Richmond has bagged the top spot in Rightmove’s rankings of London’s happiest places to live.
An annual Rightmove study, which polls over 21,000 people in Great Britain, asks residents how they feel about where they live. It covers things like how friendly their neighbours, the general sense of belonging, and the quality of nature and green spaces in the area. Richmond upon Thames came up trumps once again, being crowned the happiest place to live in London, and the tenth happiest place in Britain overall.
It’s probably unsurprising that the gorgeous, village-like borough is always so successful—and perhaps this year more than most. 2020 has encouraged a lot of people to reconsider their priorities when it comes to finding a place to live. The so-called Happy at Home Index found that those who are looking at buying or renting a new home are now placing much greater importance on access to nature and green spaces. And that’s one thing you’re certainly not short of in Richmond. (Now seems like a good time to casually drop into conversation that we have a great guide to the wonderful Richmond Park.)

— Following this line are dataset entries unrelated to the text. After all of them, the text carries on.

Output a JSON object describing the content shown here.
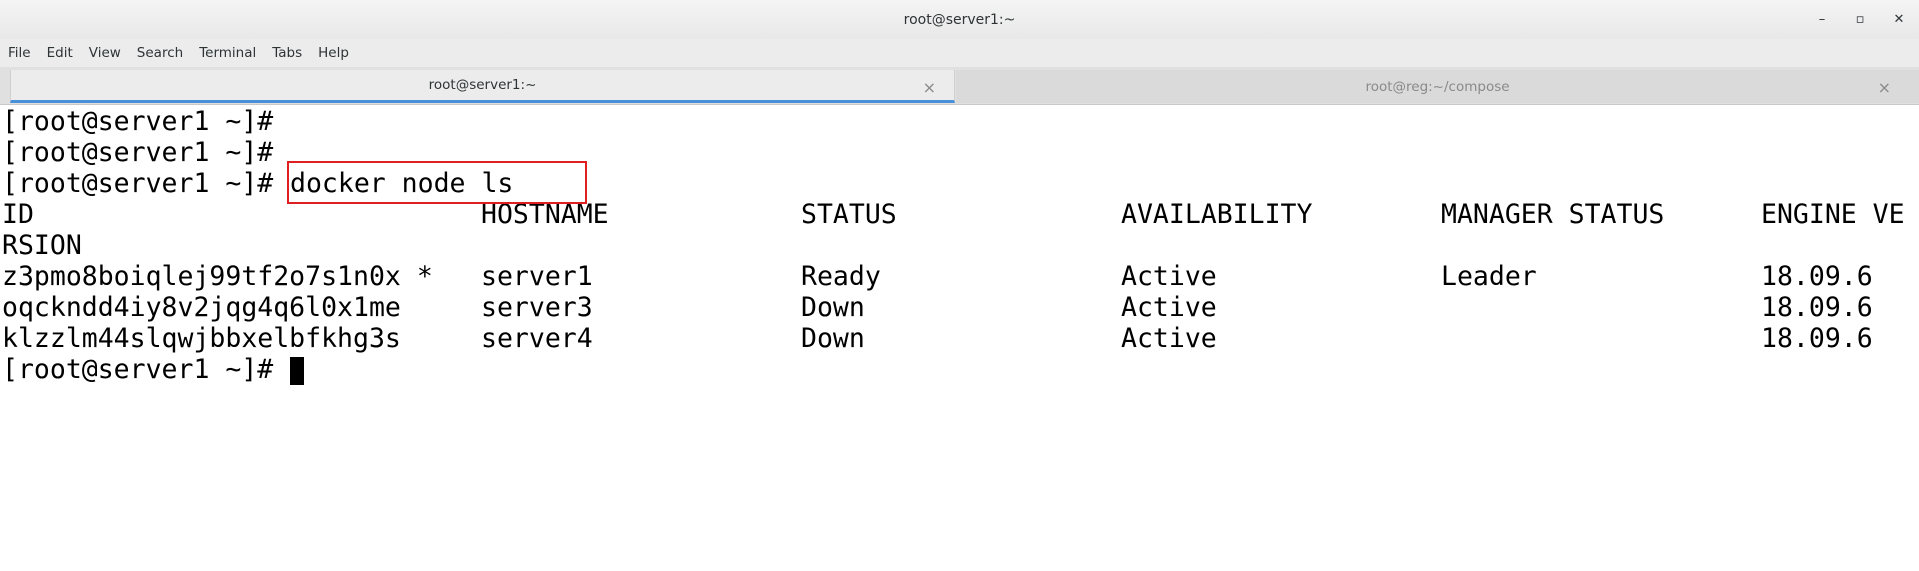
{
  "window": {
    "title": "root@server1:~",
    "controls": {
      "minimize": "–",
      "maximize": "▫",
      "close": "✕"
    }
  },
  "menu": [
    "File",
    "Edit",
    "View",
    "Search",
    "Terminal",
    "Tabs",
    "Help"
  ],
  "tabs": [
    {
      "label": "root@server1:~",
      "active": true
    },
    {
      "label": "root@reg:~/compose",
      "active": false
    }
  ],
  "tab_close_glyph": "×",
  "terminal": {
    "prompt_lines": [
      "[root@server1 ~]#",
      "[root@server1 ~]#",
      "[root@server1 ~]#"
    ],
    "command": "docker node ls",
    "headers": [
      "ID",
      "HOSTNAME",
      "STATUS",
      "AVAILABILITY",
      "MANAGER STATUS",
      "ENGINE VE"
    ],
    "header_wrap": "RSION",
    "rows": [
      [
        "z3pmo8boiqlej99tf2o7s1n0x *",
        "server1",
        "Ready",
        "Active",
        "Leader",
        "18.09.6"
      ],
      [
        "oqckndd4iy8v2jqg4q6l0x1me",
        "server3",
        "Down",
        "Active",
        "",
        "18.09.6"
      ],
      [
        "klzzlm44slqwjbbxelbfkhg3s",
        "server4",
        "Down",
        "Active",
        "",
        "18.09.6"
      ]
    ],
    "final_prompt": "[root@server1 ~]#"
  },
  "colors": {
    "highlight_border": "#e02020",
    "active_tab_underline": "#4a90d9",
    "terminal_bg": "#ffffff",
    "terminal_fg": "#000000"
  }
}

But it’s not cheap to buy in Richmond, is it? The average house price currently sits at around £870,000, which is way above the general London average of £630,634. Renters, however, might be less taken aback, with the average monthly rent for a two-bedroom property costing around £1,879, compared to the general London average of £2,130. And, if working from home continues post-pandemic, the commute might be less of a hindrance. Just saying…

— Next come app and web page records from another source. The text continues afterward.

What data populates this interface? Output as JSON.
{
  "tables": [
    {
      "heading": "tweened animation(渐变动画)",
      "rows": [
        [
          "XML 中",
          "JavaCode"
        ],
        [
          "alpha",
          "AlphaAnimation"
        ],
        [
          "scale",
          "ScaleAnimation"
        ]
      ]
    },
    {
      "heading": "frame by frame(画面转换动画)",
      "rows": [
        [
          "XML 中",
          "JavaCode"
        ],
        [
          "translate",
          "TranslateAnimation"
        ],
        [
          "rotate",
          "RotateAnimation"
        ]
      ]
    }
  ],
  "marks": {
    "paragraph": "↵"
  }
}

Behind Richmond in the list of London’s happiest spots is Kensington and Chelsea, which just so happens to be the city’s most expensive borough, followed by Kingston upon Thames, and Waltham Forest. Popular, or ‘happy’, commuter locations include Tonbridge, Guildford, Bishop’s Stortford, and St. Albans.
Moving away from the capital, the overall winner of ‘Happiest Place to Live in Great Britain’ is the idyllic coastal town of St Ives. In second place was Skipton in North Yorkshire, with Leamington Spa in Warwickshire in third.
2020 has been a weird year, but spending more time at home seems to have had a positive impact on how much people appreciate their local area. 36% of people said they like the area they live in more. Rightmove’s resident data property expert Tim Bannister said: “Overall, I think lockdown has enabled people to rediscover what’s on their doorstep, and spending more time in their local areas has made people value their surroundings and communities so much more. This year’s study shows a greater appreciation for green spaces and nature, and a strong correlation between people living in coastal and rural areas and how happy people are where they live.”